April 3, 2011 |
Dorothy Ouma began trading foreign currencies after seeing a TV commercial touting it as a way to make extra money, something she could use as a single mother raising three children. "The ads made me think, 'This is easy,'" said Ouma, 52, an administrator with the Grand Prairie, Texas, police department. Ouma used her credit card to fund an account with an online currency broker. Within a few weeks of swapping dollars for yen and euros, she said, her $3,000 of borrowed money was gone.
September 20, 2013
Re "Senator tells Edison to fix blackouts," Sept. 17 Cheers to state Sen. Ted Lieu (D-Torrance) for his work in making Southern California Edison aware of its responsibilities to its customers. Thinking back on my experience with utility service failures, a better solution to the problem of making utilities like Edison responsible might be to require the company to give deep discounts to customers affected by "massive, recurring and unacceptable power outages," as Lieu called them.

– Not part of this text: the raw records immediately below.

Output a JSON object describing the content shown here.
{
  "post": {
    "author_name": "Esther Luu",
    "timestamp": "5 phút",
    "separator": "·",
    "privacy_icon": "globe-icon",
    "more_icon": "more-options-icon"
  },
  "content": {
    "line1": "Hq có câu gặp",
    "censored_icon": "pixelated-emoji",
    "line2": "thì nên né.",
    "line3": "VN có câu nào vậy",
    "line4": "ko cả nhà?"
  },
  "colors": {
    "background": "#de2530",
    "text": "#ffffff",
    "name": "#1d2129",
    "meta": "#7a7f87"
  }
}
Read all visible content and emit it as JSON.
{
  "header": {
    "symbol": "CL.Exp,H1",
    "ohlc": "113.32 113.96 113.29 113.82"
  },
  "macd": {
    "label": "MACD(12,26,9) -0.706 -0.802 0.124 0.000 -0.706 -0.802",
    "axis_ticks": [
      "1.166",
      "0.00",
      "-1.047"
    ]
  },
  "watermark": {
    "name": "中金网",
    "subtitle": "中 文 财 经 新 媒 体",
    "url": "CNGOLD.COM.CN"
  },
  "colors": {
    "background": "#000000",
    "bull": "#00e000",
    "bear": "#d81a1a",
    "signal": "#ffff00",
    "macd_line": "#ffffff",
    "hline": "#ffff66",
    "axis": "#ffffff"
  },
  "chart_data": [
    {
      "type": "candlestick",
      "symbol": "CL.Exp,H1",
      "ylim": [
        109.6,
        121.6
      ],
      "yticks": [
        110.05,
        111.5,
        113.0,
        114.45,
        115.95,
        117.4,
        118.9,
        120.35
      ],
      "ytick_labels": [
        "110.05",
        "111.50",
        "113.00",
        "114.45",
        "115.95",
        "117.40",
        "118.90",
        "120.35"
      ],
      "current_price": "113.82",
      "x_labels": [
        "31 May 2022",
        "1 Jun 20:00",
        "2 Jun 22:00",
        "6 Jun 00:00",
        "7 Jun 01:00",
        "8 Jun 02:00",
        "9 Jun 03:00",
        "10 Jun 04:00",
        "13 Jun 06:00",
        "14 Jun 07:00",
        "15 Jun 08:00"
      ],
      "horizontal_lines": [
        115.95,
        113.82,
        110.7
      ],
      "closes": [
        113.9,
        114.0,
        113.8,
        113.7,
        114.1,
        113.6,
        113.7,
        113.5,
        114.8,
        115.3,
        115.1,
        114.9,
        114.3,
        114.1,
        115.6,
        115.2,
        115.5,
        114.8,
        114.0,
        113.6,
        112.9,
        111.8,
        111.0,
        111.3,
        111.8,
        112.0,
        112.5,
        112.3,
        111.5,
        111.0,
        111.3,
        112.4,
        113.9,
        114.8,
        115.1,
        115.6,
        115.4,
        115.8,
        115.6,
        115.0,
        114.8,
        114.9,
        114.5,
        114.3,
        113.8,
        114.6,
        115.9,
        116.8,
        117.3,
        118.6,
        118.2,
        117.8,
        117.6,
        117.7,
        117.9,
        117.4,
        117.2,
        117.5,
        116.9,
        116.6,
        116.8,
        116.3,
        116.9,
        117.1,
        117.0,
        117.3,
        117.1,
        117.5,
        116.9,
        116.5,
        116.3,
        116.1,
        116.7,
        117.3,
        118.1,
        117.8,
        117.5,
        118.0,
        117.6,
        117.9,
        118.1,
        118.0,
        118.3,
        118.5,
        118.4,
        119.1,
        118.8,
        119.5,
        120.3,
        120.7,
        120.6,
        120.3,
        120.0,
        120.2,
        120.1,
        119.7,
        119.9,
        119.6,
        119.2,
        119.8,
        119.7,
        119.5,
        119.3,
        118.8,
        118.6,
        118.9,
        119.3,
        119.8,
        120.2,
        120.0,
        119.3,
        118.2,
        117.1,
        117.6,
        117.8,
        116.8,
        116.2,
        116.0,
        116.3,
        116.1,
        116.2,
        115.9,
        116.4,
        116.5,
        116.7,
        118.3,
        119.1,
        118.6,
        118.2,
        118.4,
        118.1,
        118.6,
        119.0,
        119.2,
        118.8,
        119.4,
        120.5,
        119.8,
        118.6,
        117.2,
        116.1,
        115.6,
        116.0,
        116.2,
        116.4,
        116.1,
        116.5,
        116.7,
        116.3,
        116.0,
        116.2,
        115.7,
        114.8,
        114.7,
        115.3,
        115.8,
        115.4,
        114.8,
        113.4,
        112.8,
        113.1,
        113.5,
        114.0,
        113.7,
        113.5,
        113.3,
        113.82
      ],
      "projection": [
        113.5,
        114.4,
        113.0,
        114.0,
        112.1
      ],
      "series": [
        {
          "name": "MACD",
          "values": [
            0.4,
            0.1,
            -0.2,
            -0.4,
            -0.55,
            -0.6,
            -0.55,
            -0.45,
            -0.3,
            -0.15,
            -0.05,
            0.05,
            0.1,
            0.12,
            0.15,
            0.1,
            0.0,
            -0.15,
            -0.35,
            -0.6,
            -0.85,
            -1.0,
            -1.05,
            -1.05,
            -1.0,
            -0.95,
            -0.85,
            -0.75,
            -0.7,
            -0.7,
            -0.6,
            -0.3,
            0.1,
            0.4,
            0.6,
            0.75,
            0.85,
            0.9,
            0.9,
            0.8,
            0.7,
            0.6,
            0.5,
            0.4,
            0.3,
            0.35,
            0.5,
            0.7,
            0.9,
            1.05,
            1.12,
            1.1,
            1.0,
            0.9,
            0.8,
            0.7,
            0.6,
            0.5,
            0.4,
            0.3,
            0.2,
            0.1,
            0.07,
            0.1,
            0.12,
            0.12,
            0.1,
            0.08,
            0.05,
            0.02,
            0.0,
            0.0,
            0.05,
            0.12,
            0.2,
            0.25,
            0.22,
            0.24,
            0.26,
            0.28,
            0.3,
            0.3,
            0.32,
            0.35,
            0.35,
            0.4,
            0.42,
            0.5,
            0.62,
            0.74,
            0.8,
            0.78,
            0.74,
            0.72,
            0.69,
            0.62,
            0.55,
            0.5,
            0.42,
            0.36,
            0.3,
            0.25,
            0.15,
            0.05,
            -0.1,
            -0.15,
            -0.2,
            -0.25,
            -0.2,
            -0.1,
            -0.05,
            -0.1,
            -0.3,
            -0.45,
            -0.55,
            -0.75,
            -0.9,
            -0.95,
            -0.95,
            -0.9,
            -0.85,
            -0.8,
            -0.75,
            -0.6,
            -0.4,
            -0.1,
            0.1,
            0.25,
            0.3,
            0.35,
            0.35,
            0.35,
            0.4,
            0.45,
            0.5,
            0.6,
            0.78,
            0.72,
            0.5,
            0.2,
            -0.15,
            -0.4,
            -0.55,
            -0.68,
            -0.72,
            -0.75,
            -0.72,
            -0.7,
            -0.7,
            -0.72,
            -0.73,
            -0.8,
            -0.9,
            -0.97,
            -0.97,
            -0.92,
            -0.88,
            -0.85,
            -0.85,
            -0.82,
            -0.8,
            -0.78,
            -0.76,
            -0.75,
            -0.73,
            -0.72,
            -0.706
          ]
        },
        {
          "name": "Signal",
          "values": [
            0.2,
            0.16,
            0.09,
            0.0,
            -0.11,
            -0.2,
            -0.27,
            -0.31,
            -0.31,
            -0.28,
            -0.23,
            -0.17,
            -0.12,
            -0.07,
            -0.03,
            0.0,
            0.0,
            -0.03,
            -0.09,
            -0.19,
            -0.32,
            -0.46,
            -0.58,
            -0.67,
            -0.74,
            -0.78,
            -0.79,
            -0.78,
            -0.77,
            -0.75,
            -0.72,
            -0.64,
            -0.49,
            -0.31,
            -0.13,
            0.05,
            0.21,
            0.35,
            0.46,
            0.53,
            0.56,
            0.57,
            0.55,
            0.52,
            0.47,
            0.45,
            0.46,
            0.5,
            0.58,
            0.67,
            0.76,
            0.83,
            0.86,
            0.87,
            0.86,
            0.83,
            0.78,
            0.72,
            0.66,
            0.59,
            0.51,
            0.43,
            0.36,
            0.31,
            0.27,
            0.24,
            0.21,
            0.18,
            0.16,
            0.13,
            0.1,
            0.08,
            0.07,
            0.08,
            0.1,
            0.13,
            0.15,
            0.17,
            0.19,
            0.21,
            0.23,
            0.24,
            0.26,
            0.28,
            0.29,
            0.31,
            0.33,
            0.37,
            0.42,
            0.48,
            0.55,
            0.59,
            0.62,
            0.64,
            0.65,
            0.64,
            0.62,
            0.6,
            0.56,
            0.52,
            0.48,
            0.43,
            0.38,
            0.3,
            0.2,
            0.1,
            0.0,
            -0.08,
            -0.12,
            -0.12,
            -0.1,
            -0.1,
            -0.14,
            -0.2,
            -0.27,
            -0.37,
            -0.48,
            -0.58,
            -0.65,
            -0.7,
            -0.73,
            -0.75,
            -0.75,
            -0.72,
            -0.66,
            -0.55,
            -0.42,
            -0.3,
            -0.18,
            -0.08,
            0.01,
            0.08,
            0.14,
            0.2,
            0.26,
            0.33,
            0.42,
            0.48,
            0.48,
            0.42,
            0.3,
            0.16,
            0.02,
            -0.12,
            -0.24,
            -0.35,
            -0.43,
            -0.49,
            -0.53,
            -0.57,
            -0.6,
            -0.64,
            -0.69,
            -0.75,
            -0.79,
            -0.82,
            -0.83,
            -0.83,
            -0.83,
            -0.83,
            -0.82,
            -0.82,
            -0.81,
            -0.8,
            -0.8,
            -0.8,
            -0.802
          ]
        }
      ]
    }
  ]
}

January 29, 2014
Re "Cluing in AT&T to its own cellphone rules," Jan. 24 David Lazarus mentioned the discrepancy in information provided by different AT&T service reps. That brought to mind my recent experience with the company. I spoke with one service rep on the telephone and later chatted online with another one. Each quoted a different selection of long-distance plans and different charges for the same plans. The online rep told me that the telephone customer service people might offer different options than those online.
June 24, 2010 |
Cutting inscrutable health insurance jargon out of their communications. Opening retail stores to answer people's questions and offer wellness classes. Measuring customer-service efforts to give callers a better experience. More insurance carriers are ramping up their services as they prepare to compete for millions of new customers starting in 2014, as a result of the new healthcare-reform law. That's the year health insurers will be barred from refusing coverage to people with preexisting conditions or charging them exorbitant rates, and the first time individuals will have to carry health insurance or face a financial penalty.
October 31, 2013
Re "Program for UPS customers delivers unnerving surprise," Column, Oct. 29 David Lazarus' column on UPS having so much personal information from certain customers didn't report anything new to me. I have researched and found that information in my life could come from a state contractor's license that expired in 1984. A recent property refinancing is the source for some other similar information used by those checking my credit. A document recorded by a government agency is another source for information.
April 24, 2014 |
As far as corporate notices go, they don't get much creepier than this recent alert from Verizon Wireless. The company says it's "enhancing" its Relevant Mobile Advertising program, which it uses to collect data on customers' online habits so that marketers can pitch stuff at them with greater precision. "In addition to the customer information that's currently part of the program, we will soon use an anonymous, unique identifier we create when you register on our websites," Verizon Wireless is telling customers.